Almost every NHS hospital has dangerously few nurses on wards and staff shortages are worsening, analysis of official figures shows. Healthcare assistants are filling in for qualified nurses in a trend that experts warned would put people at risk. Nurses have cautioned that patients are going unwashed because hospitals are short of staff. Understaffing has worsened since the government capped pay for agency nurses, the figures suggest. Analysis of official data by the Health Service Journal finds 96 per cent of 214 hospitals failed to meet their planned level of nurses on wards during the day in October, up from about 85 per cent two years ago.
Nearly every hospital in England is failing to hire enough nurses to ensure patients are safe, new figures reveal today. Some 96 per cent of hospitals are not meeting their own ‘safe staffing’ targets on wards – and the situation is deteriorating. The ‘worrying’ analysis, based on data from 224 NHS hospitals, also suggests nurses are being increasingly replaced by cheaper, unqualified healthcare assistants. And it paints a damning picture of the crisis on hospital wards – with one nurse warning that conditions are ‘desperately unsafe’. The study by the Health Service Journal revealed that 214 hospitals – or 96 per cent – failed to meet their own safe nurse-staffing levels for daytime shifts in October 2016. Some 190 – 85 per cent – did not hit their targets for night-time shifts.

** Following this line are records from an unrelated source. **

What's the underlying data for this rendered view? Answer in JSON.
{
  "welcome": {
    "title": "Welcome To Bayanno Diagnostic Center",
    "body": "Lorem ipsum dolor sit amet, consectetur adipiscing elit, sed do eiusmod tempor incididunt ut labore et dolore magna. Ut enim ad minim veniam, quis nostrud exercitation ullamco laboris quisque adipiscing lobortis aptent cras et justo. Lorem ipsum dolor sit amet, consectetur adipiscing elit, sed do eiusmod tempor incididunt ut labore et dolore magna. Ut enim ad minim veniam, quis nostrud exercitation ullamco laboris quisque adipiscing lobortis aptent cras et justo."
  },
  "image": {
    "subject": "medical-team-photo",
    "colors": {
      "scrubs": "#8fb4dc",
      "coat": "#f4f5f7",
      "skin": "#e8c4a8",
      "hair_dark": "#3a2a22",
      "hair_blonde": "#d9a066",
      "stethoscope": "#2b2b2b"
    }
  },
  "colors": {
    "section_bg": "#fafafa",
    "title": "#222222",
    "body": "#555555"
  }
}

BRITISH AIRWAYS cabin crew began a three-day strike against poverty pay yesterday. The walkout by Unite members follows a 48-hour strike last week. Around 100 flights were cancelled due to the strike and the airline confirmed that it would have to axe a “small number” of short-haul flights this time around. Both Unite general secretary Len McCluskey and shadow chancellor John McDonnell, whose constituency covers Heathrow, joined yesterday’s picket line. The union says the mixed fleet crew are on “poverty” pay rates, with many forced to take on second jobs or turn up for shifts when unwell because they cannot afford to take sick leave. Unite national officer Oliver Richardson pointed out that BA’s parent company is forecasting “massive annual profits” of around £2.3 billion. “It is clear the airline can afford to recognise the hard work of its mixed fleet cabin crew by paying a proper decent wage,” he said.